(Weekly Organ of the Communist Party of India (Marxist)
April 12, 2009
By Political Commentator
IT was never a secret that the Congress has all along paid only lip service to the question of land reforms. This time however, even mere mention of land reforms has failed to make it to its 2009 election manifesto.
The freedom movement saw the Congress utilising the slogan of land reforms to rally the rural poor. However, its compromise with landlordism scuttled any attempt to initiate any semblance of land reforms. Successive governments headed by it ignored Plan documents and even recommendations by commissions like the Mandal Commission for carrying out land reforms. Even the recommendations made by its own Agrarian Reforms Committee headed by J C Kumarappa, were cast aside. The latest is the Swaminathan Commission recommendations. The hiatus between declarations and implementation is nowhere more glaring than on the question of land reforms.
The disappearance of land reforms from the Congress manifesto therefore is, however, not surprising. Given its obsession with the imperialist-driven neo-liberal economic agenda, such a thing was but natural.

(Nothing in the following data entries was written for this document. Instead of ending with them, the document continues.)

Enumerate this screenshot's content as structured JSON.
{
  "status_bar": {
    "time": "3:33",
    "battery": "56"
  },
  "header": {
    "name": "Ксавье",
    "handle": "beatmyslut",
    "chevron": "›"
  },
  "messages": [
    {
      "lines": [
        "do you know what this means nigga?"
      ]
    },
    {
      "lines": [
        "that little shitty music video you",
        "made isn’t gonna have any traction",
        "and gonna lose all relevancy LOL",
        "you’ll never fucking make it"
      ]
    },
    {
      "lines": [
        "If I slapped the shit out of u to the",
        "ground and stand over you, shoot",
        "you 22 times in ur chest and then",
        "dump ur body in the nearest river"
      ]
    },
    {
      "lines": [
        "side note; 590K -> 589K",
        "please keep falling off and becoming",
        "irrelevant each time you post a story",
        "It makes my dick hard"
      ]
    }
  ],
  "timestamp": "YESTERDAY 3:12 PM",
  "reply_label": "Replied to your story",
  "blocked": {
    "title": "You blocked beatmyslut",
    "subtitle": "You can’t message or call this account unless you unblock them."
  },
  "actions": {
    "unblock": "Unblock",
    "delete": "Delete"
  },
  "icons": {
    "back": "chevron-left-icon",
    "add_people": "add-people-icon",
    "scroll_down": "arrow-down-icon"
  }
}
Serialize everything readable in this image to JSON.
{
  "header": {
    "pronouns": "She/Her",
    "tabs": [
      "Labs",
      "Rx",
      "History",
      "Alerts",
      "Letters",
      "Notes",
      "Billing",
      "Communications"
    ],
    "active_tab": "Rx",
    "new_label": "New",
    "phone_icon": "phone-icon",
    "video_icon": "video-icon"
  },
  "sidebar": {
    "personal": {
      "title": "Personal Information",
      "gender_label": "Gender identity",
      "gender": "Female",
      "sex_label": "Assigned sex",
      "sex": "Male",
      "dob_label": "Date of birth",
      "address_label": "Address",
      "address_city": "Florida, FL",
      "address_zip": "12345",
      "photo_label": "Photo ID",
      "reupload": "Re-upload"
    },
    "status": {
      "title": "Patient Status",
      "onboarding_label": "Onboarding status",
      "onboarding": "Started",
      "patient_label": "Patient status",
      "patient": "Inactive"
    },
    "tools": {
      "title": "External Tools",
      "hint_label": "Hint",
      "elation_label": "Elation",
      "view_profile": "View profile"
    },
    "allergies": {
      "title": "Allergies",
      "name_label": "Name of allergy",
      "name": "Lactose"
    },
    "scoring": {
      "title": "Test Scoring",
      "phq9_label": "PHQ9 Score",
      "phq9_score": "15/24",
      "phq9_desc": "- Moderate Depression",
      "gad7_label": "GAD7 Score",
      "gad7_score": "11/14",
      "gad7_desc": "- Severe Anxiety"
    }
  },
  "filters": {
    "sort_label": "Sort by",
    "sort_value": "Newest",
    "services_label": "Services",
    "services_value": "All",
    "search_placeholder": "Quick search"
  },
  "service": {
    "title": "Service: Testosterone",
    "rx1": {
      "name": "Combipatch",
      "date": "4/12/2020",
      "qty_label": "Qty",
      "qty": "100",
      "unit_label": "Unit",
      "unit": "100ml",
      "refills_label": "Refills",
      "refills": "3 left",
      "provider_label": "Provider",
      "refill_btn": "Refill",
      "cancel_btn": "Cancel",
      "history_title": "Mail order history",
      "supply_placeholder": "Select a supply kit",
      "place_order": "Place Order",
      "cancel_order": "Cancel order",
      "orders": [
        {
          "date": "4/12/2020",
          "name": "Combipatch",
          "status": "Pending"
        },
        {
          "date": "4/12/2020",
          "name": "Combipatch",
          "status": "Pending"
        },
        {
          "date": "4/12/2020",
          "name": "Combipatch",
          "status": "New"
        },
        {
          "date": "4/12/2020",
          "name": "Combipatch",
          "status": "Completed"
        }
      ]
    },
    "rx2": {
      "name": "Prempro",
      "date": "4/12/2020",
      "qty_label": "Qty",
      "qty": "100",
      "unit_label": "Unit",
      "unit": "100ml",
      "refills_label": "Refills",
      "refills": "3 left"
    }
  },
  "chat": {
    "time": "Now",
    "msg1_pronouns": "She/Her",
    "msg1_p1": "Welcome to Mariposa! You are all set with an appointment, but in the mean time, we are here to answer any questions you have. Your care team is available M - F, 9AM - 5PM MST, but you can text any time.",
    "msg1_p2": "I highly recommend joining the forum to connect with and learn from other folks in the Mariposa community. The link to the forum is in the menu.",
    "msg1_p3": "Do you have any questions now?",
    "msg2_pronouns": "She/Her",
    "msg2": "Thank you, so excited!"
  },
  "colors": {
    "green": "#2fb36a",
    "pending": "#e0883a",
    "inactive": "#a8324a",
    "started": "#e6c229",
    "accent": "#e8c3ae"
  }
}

Now let us look at the successive manifestos of the Congress party. In its 1998 election manifesto, it had stated:
"The Congress will continue to lay stress on land reforms to promote security of tenure to the tiller, land consolidation, distribution of surplus land and upgradation and maintenance of accurate land records. The Congress Party will take up the cause of land reforms once again, as it did before 1947 and in the early years following Independence."
In the elections held a year later, the Congress stated:
"The Congress will continue to lay great stress on land reforms, particularly in those states where it has been lagging, to promote security of tenure to the tiller, land consolidation, distribution of excess vacant land over and above prescribed ceilings, registration of all tenancies through Operation Barga-type campaigns and maintenance of up-to-date land records. The Congress will make land reforms an issue for mobilisation and campaign."
However, in the 2004 manifesto it claimed:
"The 1950s needed land reforms ....
"It is the Congress that abolished zamindari and ushered in land reforms. ...
"It will redouble its efforts to distribute surplus productive land to the landless....."
Making the dubious claim of abolishing zamindari system and implementing land reforms it was now left only with the task of distributing surplus land.
Now even that task seems to have been completed, or so it seems as far as the Congress is concerned. Even "distributing surplus land" has disappeared from the 2009 election manifesto.
Thus the ugly gap between rhetoric and practice has finally been discontinued.
Over the years there has been a distinct trend to reverse land reforms and undermine land ceiling laws. In fact landlessness has increased. As against the estimated 22 per cent of landless households in the NSS 40th round in 1992, the figure in 2002-03 in the NSS 59th round, had gone up to 32 per cent.
Land reforms or land for the tiller don't even impinge on the election rhetoric of the Congress party of today.
Contrast this to the record of the Left-led governments. Land reforms in Kerala broke the back of landlordism and abolished the janmi system. By 1993 it had conferred ownership rights/protection on 28 lakh tenants, and 6 lakh acres (2,42,812 ha) had accrued to tenants. The incumbent LDF government in Kerala has distributed 60,000 pattas to landless poor. About 12,000 acres of encroached land was taken over. Though West Bengal accounts for only 3.8 per cent of total agricultural land in India, more than half (54 per cent) of the total number of gainers from land distribution programmes in the entire country are in West Bengal. In Tripura, land rights of the tribals have been protected. The Left Front government has ensured that no evictions of tribals take place in the name of clearing "encroachment".